FUNCTIONS OF THE TRIDOSHA
Vata = Ether + Air
Pitta = Fire + Water
Kapha = Water + Earth
At the time of fertilization, permutations of Vata, Pitta and Kapha determine the constitution of any living being. These three metabolic forces control all biological, psychological, and physiopathological functions of the body, mind, and consciousness and have subtle properties. These forces determine personality traits, and physiological structure, with the influence of gender and other important factors such as diet, lifestyle, behavior, emotions, seasons, and so on.
The unique individual constitution produces natural urges and individual tastes in food, flavor and temperature. The doshas govern the maintenance and destruction of bodily tissue and the elimination of waste products. They are also responsible for psychological phenomena, including emotions of fear, anger, and greed as well as the highest order of emotions: understanding, compassion, and love.
A balance of the dosha is necessary for optimal health. The doshas increase by similar properties and are diminished by the opposite ones. For example, Vata is dry, light, and cold; so any food, medicine, or behavior that increases these qualities will increase Vata within the body. Conversely, oily, heavy, or hot factors will decrease Vata.
Together, the doshas govern all metabolic activities; anabolism (Kapha), catabolism (Vata), and metabolism (Pitta). There can be up to ten different constitutions, depending upon the permutation and combination of Vata, Pitta and Kapha. The combination of the three humors remains unchanged throughout a pet’s lifetime but can respond to environmental changes such as diet and lifestyle, thereby providing the opportunity for the pet to maintain health or compromise it.
Diet By Dosha
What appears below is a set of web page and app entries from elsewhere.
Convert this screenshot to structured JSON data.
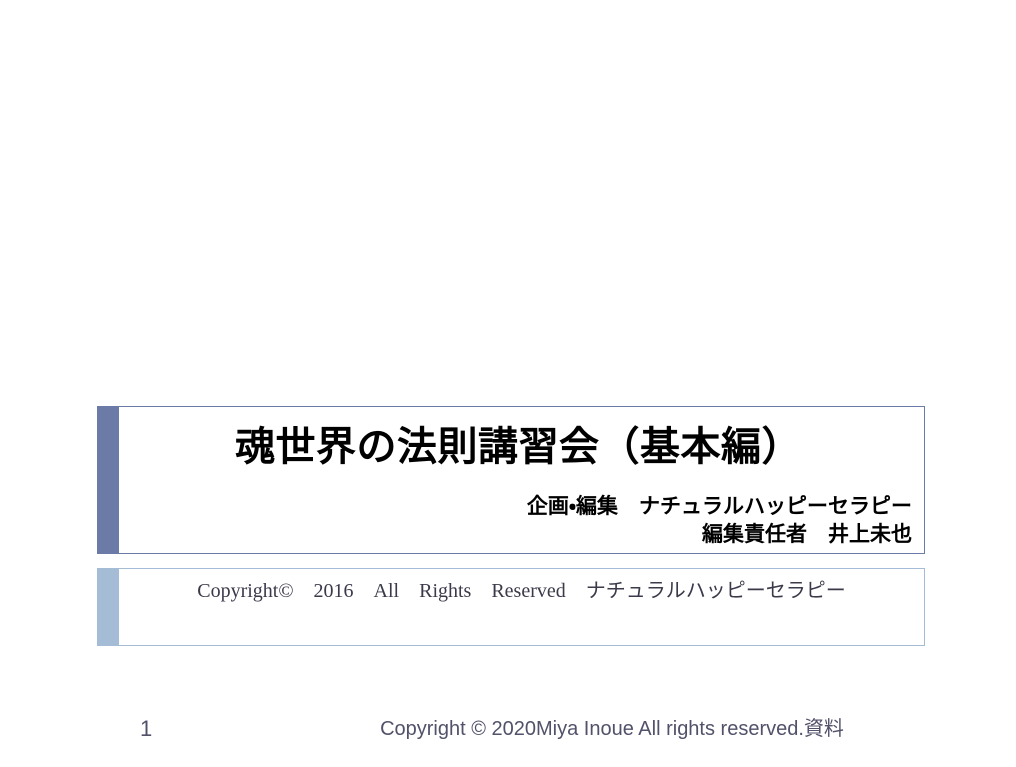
{
  "slide": {
    "background_color": "#ffffff",
    "title_block": {
      "accent_color": "#6c7aa8",
      "border_color": "#6c7aa8",
      "title": "魂世界の法則講習会（基本編）",
      "subtitle_lines": [
        "企画・編集　ナチュラルハッピーセラピー",
        "編集責任者　井上未也"
      ]
    },
    "copyright_block": {
      "accent_color": "#a5bcd6",
      "border_color": "#a5bcd6",
      "text": "Copyright©　2016　All　Rights　Reserved　ナチュラルハッピーセラピー"
    },
    "footer": {
      "page_number": "1",
      "copyright": "Copyright © 2020Miya Inoue All rights reserved.資料",
      "text_color": "#51516a"
    }
  }
}
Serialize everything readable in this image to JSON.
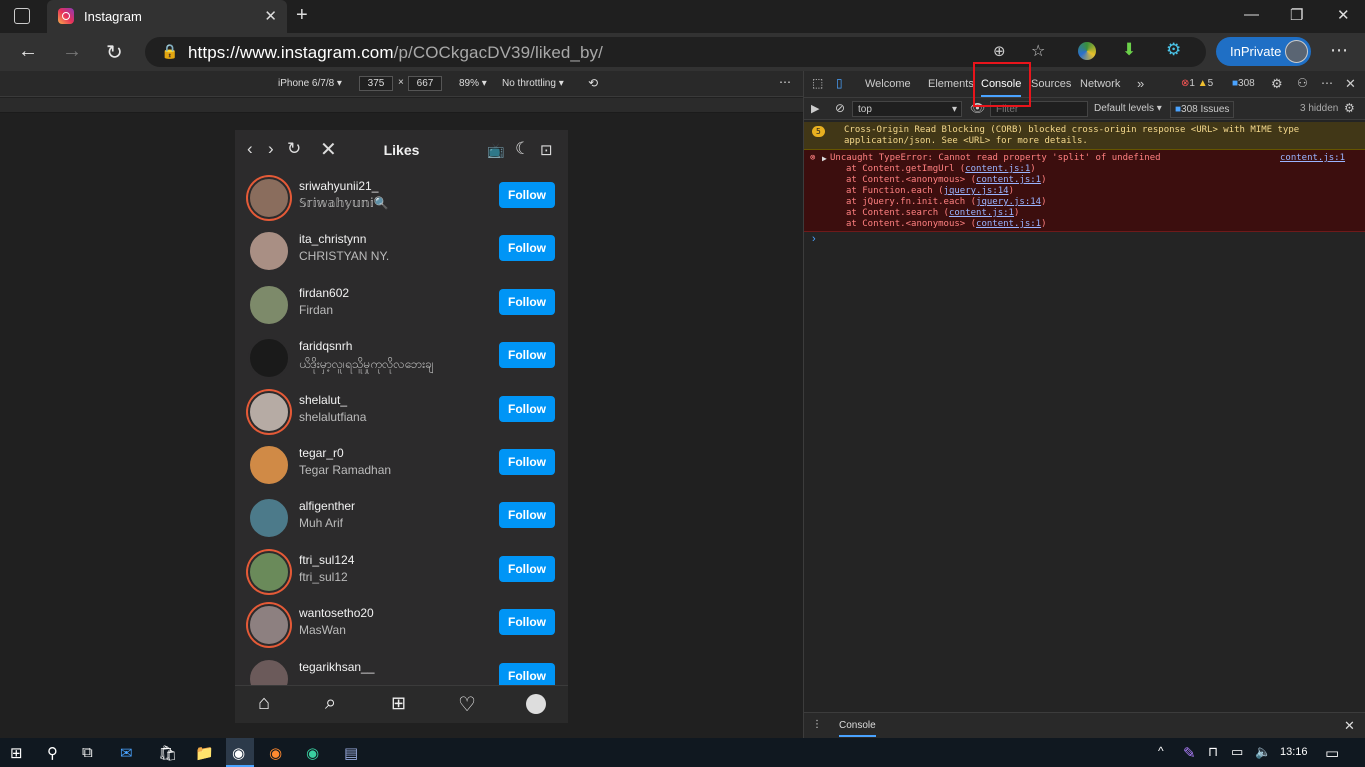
{
  "browser": {
    "tab_title": "Instagram",
    "url_host": "https://www.instagram.com",
    "url_path": "/p/COCkgacDV39/liked_by/",
    "inprivate": "InPrivate"
  },
  "device_toolbar": {
    "device": "iPhone 6/7/8 ▾",
    "width": "375",
    "times": "×",
    "height": "667",
    "zoom": "89% ▾",
    "throttle": "No throttling ▾"
  },
  "phone": {
    "title": "Likes",
    "follow_label": "Follow",
    "users": [
      {
        "username": "sriwahyunii21_",
        "name": "𝕊𝕣𝕚𝕨𝕒𝕙𝕪𝕦𝕟𝕚🔍",
        "ring": true,
        "color": "#8a6d5d"
      },
      {
        "username": "ita_christynn",
        "name": "CHRISTYAN NY.",
        "ring": false,
        "color": "#a98f84"
      },
      {
        "username": "firdan602",
        "name": "Firdan",
        "ring": false,
        "color": "#7d8a6a"
      },
      {
        "username": "faridqsnrh",
        "name": "ယိဒိုးမှာ့လူ၊ရသိူမှုကုလိုလဘေးချ",
        "ring": false,
        "color": "#1a1a1a"
      },
      {
        "username": "shelalut_",
        "name": "shelalutfiana",
        "ring": true,
        "color": "#b6aba4"
      },
      {
        "username": "tegar_r0",
        "name": "Tegar Ramadhan",
        "ring": false,
        "color": "#d08a46"
      },
      {
        "username": "alfigenther",
        "name": "Muh Arif",
        "ring": false,
        "color": "#4c7a8a"
      },
      {
        "username": "ftri_sul124",
        "name": "ftri_sul12",
        "ring": true,
        "color": "#6a8a5a"
      },
      {
        "username": "wantosetho20",
        "name": "MasWan",
        "ring": true,
        "color": "#8d8080"
      },
      {
        "username": "tegarikhsan__",
        "name": "",
        "ring": false,
        "color": "#6b5a5a"
      }
    ]
  },
  "devtools": {
    "tabs": [
      "Welcome",
      "Elements",
      "Console",
      "Sources",
      "Network"
    ],
    "active_tab": "Console",
    "errors": "1",
    "warnings": "5",
    "issues_count": "308",
    "context": "top",
    "filter_placeholder": "Filter",
    "levels": "Default levels ▾",
    "issues": "308 Issues",
    "hidden": "3 hidden",
    "warn_count": "5",
    "warn_text_1": "Cross-Origin Read Blocking (CORB) blocked cross-origin response <URL> with MIME type",
    "warn_text_2": "application/json. See <URL> for more details.",
    "error_text": "Uncaught TypeError: Cannot read property 'split' of undefined",
    "error_link": "content.js:1",
    "stack": [
      [
        "at Content.getImgUrl (",
        "content.js:1",
        ")"
      ],
      [
        "at Content.<anonymous> (",
        "content.js:1",
        ")"
      ],
      [
        "at Function.each (",
        "jquery.js:14",
        ")"
      ],
      [
        "at jQuery.fn.init.each (",
        "jquery.js:14",
        ")"
      ],
      [
        "at Content.search (",
        "content.js:1",
        ")"
      ],
      [
        "at Content.<anonymous> (",
        "content.js:1",
        ")"
      ]
    ],
    "drawer_tab": "Console"
  },
  "taskbar": {
    "time": "13:16"
  }
}
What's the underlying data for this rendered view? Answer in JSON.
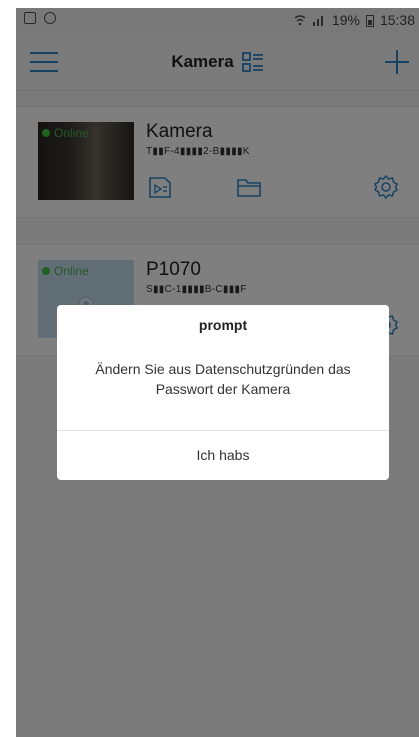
{
  "status_bar": {
    "battery_percent": "19%",
    "time": "15:38",
    "icons": [
      "gallery-icon",
      "alarm-icon",
      "wifi-icon",
      "signal-icon",
      "battery-icon"
    ]
  },
  "header": {
    "title": "Kamera",
    "icons": [
      "menu-icon",
      "list-view-icon",
      "plus-icon"
    ]
  },
  "cameras": [
    {
      "name": "Kamera",
      "status": "Online",
      "id": "T▮▮F-4▮▮▮▮2-B▮▮▮▮K"
    },
    {
      "name": "P1070",
      "status": "Online",
      "id": "S▮▮C-1▮▮▮▮B-C▮▮▮F"
    }
  ],
  "card_actions": [
    "playback-icon",
    "folder-icon",
    "settings-icon"
  ],
  "dialog": {
    "title": "prompt",
    "message": "Ändern Sie aus Datenschutzgründen das Passwort der Kamera",
    "button": "Ich habs"
  },
  "colors": {
    "accent": "#2d86c9",
    "online": "#3ec441",
    "overlay": "rgba(0,0,0,0.5)"
  }
}
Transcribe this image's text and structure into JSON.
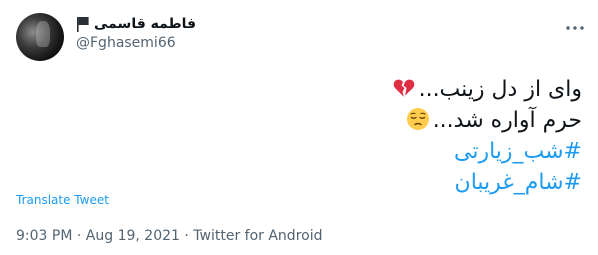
{
  "author": {
    "display_name": "فاطمه قاسمی",
    "handle": "@Fghasemi66",
    "flag_icon": "black-flag-icon"
  },
  "tweet": {
    "line1_text": "وای از دل زینب...",
    "line1_emoji": "broken-heart-icon",
    "line2_text": "حرم آواره شد...",
    "line2_emoji": "pensive-face-icon",
    "hashtags": [
      "#شب_زیارتی",
      "#شام_غریبان"
    ]
  },
  "translate_label": "Translate Tweet",
  "meta": {
    "time": "9:03 PM",
    "separator": " · ",
    "date": "Aug 19, 2021",
    "source": "Twitter for Android"
  },
  "colors": {
    "link": "#1d9bf0",
    "muted": "#536471",
    "text": "#0f1419"
  }
}
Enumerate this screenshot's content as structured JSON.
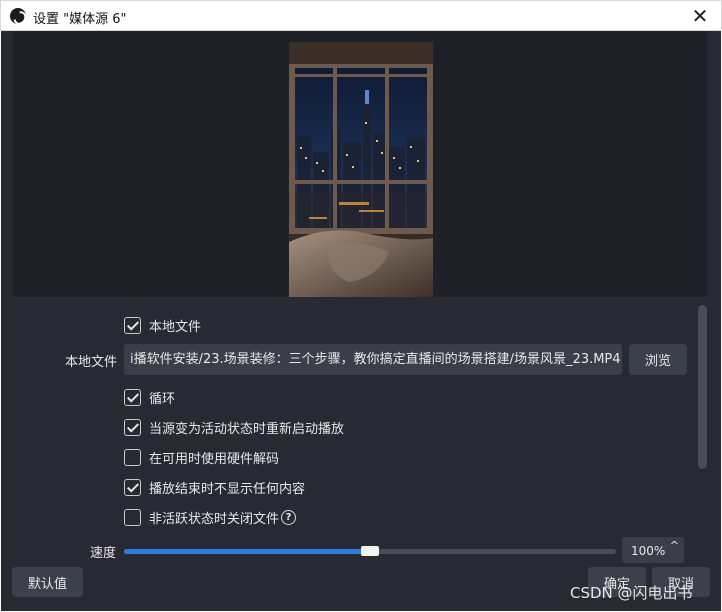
{
  "window": {
    "title": "设置 \"媒体源 6\"",
    "close_symbol": "✕",
    "app_icon": "obs-logo-icon"
  },
  "properties": {
    "local_file_checkbox": {
      "label": "本地文件",
      "checked": true
    },
    "local_file_field": {
      "label": "本地文件",
      "value": "i播软件安装/23.场景装修：三个步骤，教你搞定直播间的场景搭建/场景风景_23.MP4",
      "browse_label": "浏览"
    },
    "options": [
      {
        "label": "循环",
        "checked": true
      },
      {
        "label": "当源变为活动状态时重新启动播放",
        "checked": true
      },
      {
        "label": "在可用时使用硬件解码",
        "checked": false
      },
      {
        "label": "播放结束时不显示任何内容",
        "checked": true
      },
      {
        "label": "非活跃状态时关闭文件",
        "checked": false,
        "help_icon": "help-circle-icon",
        "help_symbol": "?"
      }
    ],
    "speed": {
      "label": "速度",
      "value": "100%",
      "fraction": 0.5,
      "up_symbol": "^"
    }
  },
  "footer": {
    "defaults_label": "默认值",
    "ok_label": "确定",
    "cancel_label": "取消"
  },
  "watermark": "CSDN @闪电出书",
  "colors": {
    "accent": "#2d7de0",
    "panel": "#272a33",
    "input": "#3b3e48"
  }
}
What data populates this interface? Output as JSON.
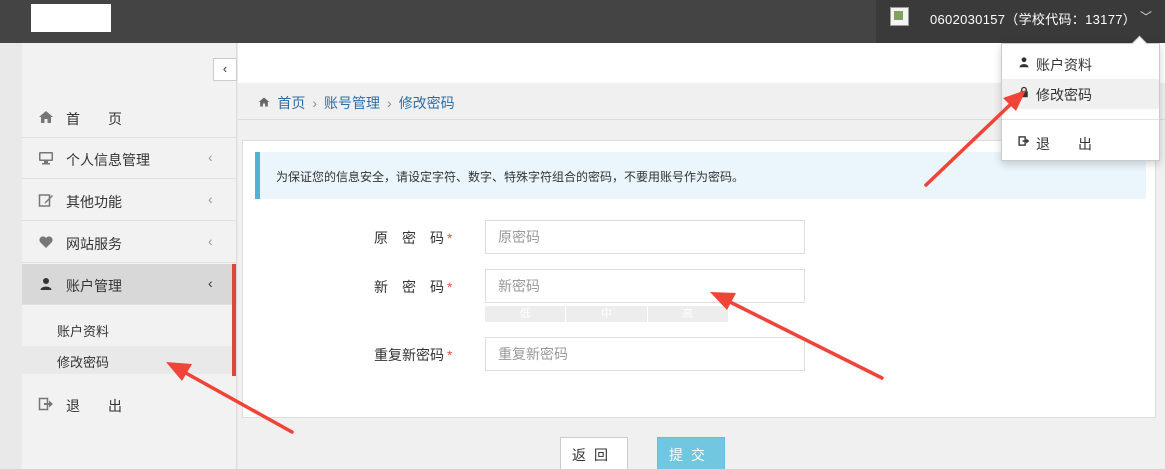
{
  "header": {
    "user_text": "0602030157（学校代码：13177）",
    "chevron": "﹀"
  },
  "sidebar": {
    "collapse_glyph": "‹",
    "items": [
      {
        "label": "首　　页",
        "icon": "home-icon"
      },
      {
        "label": "个人信息管理",
        "icon": "monitor-icon"
      },
      {
        "label": "其他功能",
        "icon": "edit-icon"
      },
      {
        "label": "网站服务",
        "icon": "heart-icon"
      },
      {
        "label": "账户管理",
        "icon": "user-icon"
      },
      {
        "label": "退　　出",
        "icon": "logout-icon"
      }
    ],
    "sub_items": [
      {
        "label": "账户资料"
      },
      {
        "label": "修改密码"
      }
    ],
    "chevron": "‹"
  },
  "breadcrumb": {
    "home": "首页",
    "level2": "账号管理",
    "level3": "修改密码",
    "sep": "›"
  },
  "notice": "为保证您的信息安全，请设定字符、数字、特殊字符组合的密码，不要用账号作为密码。",
  "form": {
    "old_password": {
      "label": "原　密　码",
      "placeholder": "原密码"
    },
    "new_password": {
      "label": "新　密　码",
      "placeholder": "新密码"
    },
    "repeat_password": {
      "label": "重复新密码",
      "placeholder": "重复新密码"
    },
    "required_mark": "*",
    "strength": [
      "低",
      "中",
      "高"
    ]
  },
  "buttons": {
    "back": "返回",
    "submit": "提交"
  },
  "dropdown": {
    "items": [
      {
        "label": "账户资料",
        "icon": "user-icon"
      },
      {
        "label": "修改密码",
        "icon": "lock-icon"
      },
      {
        "label": "退　　出",
        "icon": "logout-icon"
      }
    ]
  },
  "colors": {
    "topbar": "#444444",
    "accent_red": "#d84a38",
    "link_blue": "#2e6da4",
    "submit_blue": "#5bc0de",
    "notice_bg": "#eaf6fb",
    "arrow_red": "#ef4437"
  }
}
In Ayurveda, food is medicine and medicine is food, and it is important to consider the right ingredients, proportions, freshness and seasonality, promoting balance with foods that counter or diminish the excess dosha. If you choose to change your pets’ diets, please do so in increments, taking about three weeks to switch them over to a more wholesome alternative.
In addition to the pet’s dosha, keep in consideration whether the animal is a larger or smaller breed, active or a couch potato. Below are a few specific food recommendations based on either vata, pitta or kapha canines.
Vata (e.g. Greyhound dog) – Vata dogs run cool and dry and should avoid beans, cauliflower, broccoli, peppers, and potatoes. Feed them warming foods such as beef, along with washed and pureed carrots and squashes although they can be quickly blanched then pureed for enhanced digestion.
Avoid ghee as it is hard for animals to digest and can lead to pancreatitis. (Use fish oil instead.) For pets experiencing digestive issues, they can be fed the Ayurvedic dish “kitcheree” made with white basmati rice and mung beans. Spices can include black pepper, cumin and coriander, with a slight bit of hing for Vata dogs.
Pitta (e.g. Pitbull) – As Pitta dogs tend to run warm, avoid foods that provoke warmth. They do well with cooling foods including meats such as duck, and chicken breasts; dairy products such as cottage cheese, and even tofu. Fresh pureed veggies such as leafy greens are beneficial as well.
Kapha (e.g. overweight Golden Retriever) – For the heavy-set Kapha pet, the diet should contain more wholesome foods such as fresh veggies. Avoid starch, grains and fat, and additives such as molasses and corn syrup. Veggies should include carrots, squash and pumpkin and should always be washed, raw and pureed.
The most common herbs and spices for pets include turmeric, cumin and coriander powders for balancing digestion. Try dried or fresh ginger for Vata pets, cumin and coriander for Pitta, and turmeric for Kapha. Take care not to be overindulge, as a 60 lb. dog only needs 1/8 of a teaspoon of any given herb.
For hyperactive dogs, ashwagandha has a calming effect (also a wonderful herb for humans!) These types of dogs also need to keep active. Some types of dogs are considered working dogs by breed (i.e. cattle dogs) and need to have a “job” that keeps them involved and moving.
Just remember most Ayurvedic principles that can apply to humans also apply to your pets. Provide them with an environment and nutrition that balances their doshas and they are sure to become a harmonious member of your family, contributing their unique gifts that express their dosha in its most beneficial form.
Dr. Tejinder Sodhi graduated from the College of Veterinary Science in Punjab, India in 1983. Dr. Sodhi came to the United States in 1985, where he did his ECFVG certification with the American Veterinary Association and opened his own clinic in Lynnwood, Washington, The Animal Wellness Center with clients coming to him from throughout Washington State and even from the East coast of the United States and Canada. In 1996, Dr. Sodhi opened his second location in Bellevue, WA. Dr. Sodhi is also president of the first ever chapter of Holistic Veterinarians in the state of Washington. As president, he works to promote Holistic care in the field